[Start of Attachment]

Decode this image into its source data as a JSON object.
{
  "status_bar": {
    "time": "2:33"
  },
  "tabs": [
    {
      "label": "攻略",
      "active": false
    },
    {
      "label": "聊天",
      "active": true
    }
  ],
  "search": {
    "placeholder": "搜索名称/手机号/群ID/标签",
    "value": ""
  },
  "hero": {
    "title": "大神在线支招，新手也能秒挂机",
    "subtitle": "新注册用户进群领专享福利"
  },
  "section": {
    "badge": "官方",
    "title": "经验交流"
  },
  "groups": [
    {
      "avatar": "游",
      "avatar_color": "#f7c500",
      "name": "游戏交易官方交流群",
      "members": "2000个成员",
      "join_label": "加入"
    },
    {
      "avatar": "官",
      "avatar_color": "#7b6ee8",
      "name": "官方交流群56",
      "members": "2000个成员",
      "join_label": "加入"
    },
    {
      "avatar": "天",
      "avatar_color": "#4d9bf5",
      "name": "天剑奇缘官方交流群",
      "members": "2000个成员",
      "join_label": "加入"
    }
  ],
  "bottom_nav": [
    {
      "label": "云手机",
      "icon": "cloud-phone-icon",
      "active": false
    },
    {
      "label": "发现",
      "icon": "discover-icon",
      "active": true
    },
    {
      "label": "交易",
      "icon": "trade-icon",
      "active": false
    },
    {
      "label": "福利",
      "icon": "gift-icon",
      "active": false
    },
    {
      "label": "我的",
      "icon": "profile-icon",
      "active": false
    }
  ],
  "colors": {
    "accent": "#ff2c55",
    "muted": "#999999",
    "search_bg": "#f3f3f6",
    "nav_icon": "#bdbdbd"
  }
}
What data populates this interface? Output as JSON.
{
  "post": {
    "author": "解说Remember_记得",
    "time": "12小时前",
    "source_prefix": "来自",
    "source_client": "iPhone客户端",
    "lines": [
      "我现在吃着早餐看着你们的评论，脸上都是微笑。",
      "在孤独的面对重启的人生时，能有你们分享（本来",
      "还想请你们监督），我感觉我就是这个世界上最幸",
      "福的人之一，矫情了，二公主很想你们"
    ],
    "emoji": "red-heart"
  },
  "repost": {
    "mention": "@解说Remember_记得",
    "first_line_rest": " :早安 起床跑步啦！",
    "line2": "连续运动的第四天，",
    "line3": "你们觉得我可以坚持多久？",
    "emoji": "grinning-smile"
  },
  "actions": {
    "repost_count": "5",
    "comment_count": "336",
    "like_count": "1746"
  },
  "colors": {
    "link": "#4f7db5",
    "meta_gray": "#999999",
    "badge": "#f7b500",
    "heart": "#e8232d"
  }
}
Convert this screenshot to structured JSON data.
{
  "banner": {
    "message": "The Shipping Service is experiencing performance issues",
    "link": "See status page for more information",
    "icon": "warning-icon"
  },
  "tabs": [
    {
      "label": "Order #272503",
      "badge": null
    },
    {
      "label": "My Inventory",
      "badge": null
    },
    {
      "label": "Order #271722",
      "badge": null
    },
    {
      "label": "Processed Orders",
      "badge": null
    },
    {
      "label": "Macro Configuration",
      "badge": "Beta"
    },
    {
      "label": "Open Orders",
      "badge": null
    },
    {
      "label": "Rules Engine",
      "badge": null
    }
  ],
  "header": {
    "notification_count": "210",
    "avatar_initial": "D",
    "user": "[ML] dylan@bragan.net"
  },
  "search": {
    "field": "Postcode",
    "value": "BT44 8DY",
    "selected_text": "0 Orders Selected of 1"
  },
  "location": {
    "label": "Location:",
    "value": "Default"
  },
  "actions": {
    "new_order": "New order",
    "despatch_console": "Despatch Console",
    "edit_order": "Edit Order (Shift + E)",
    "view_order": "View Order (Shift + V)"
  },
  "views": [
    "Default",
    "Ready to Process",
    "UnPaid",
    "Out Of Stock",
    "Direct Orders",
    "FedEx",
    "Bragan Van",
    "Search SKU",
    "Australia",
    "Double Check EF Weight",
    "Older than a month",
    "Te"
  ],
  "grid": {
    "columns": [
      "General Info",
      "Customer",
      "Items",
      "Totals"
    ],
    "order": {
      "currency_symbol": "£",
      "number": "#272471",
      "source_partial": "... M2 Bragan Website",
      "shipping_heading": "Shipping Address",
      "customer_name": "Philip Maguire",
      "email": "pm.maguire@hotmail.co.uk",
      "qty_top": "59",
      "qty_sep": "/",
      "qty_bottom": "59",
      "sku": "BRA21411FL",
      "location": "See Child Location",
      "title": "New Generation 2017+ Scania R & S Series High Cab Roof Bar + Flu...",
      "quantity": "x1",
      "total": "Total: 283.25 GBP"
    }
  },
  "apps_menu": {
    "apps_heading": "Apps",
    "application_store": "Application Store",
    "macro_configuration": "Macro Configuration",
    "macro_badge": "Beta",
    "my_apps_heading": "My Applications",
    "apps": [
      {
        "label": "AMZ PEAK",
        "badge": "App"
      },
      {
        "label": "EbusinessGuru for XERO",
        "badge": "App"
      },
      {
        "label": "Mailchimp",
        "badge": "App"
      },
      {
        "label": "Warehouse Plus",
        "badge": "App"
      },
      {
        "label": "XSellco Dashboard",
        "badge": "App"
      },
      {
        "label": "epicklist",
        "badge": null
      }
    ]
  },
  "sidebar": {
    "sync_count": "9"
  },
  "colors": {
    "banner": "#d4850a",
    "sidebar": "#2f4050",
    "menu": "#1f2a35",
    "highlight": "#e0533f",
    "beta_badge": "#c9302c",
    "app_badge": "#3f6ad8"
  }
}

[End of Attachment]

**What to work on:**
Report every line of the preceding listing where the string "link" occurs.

**Answer for this exercise:**
    "link": "#4f7db5",
    "link": "See status page for more information",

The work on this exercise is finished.